▸ Dataset excerpts:
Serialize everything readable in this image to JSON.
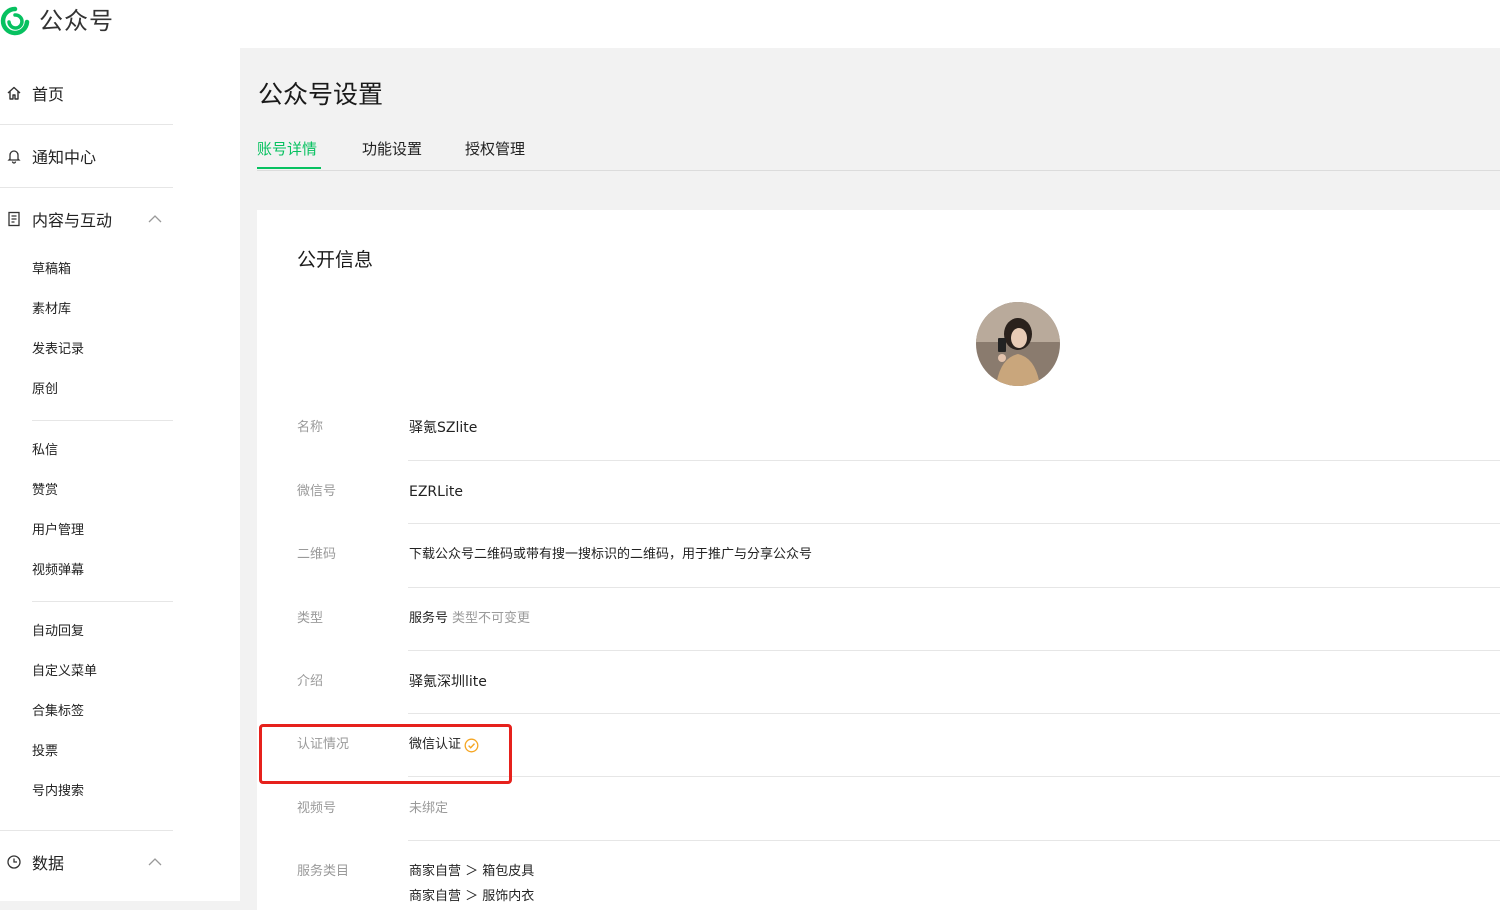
{
  "app": {
    "title": "公众号"
  },
  "sidebar": {
    "home": "首页",
    "notifications": "通知中心",
    "content": "内容与互动",
    "content_items": [
      "草稿箱",
      "素材库",
      "发表记录",
      "原创"
    ],
    "interaction_items": [
      "私信",
      "赞赏",
      "用户管理",
      "视频弹幕"
    ],
    "feature_items": [
      "自动回复",
      "自定义菜单",
      "合集标签",
      "投票",
      "号内搜索"
    ],
    "data": "数据"
  },
  "page": {
    "title": "公众号设置",
    "tabs": [
      "账号详情",
      "功能设置",
      "授权管理"
    ]
  },
  "info": {
    "section_title": "公开信息",
    "rows": [
      {
        "label": "名称",
        "value": "驿氪SZlite"
      },
      {
        "label": "微信号",
        "value": "EZRLite"
      },
      {
        "label": "二维码",
        "value": "下载公众号二维码或带有搜一搜标识的二维码，用于推广与分享公众号"
      },
      {
        "label": "类型",
        "value": "服务号",
        "note": "类型不可变更"
      },
      {
        "label": "介绍",
        "value": "驿氪深圳lite"
      },
      {
        "label": "认证情况",
        "value": "微信认证"
      },
      {
        "label": "视频号",
        "value": "未绑定"
      },
      {
        "label": "服务类目",
        "value": "商家自营 ＞ 箱包皮具",
        "value2": "商家自营 ＞ 服饰内衣"
      }
    ]
  },
  "colors": {
    "accent": "#07c160",
    "highlight": "#e6211c",
    "verified": "#f5a623"
  }
}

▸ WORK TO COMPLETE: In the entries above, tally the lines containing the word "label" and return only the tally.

▸ SOLUTION TO THIS TASK: 8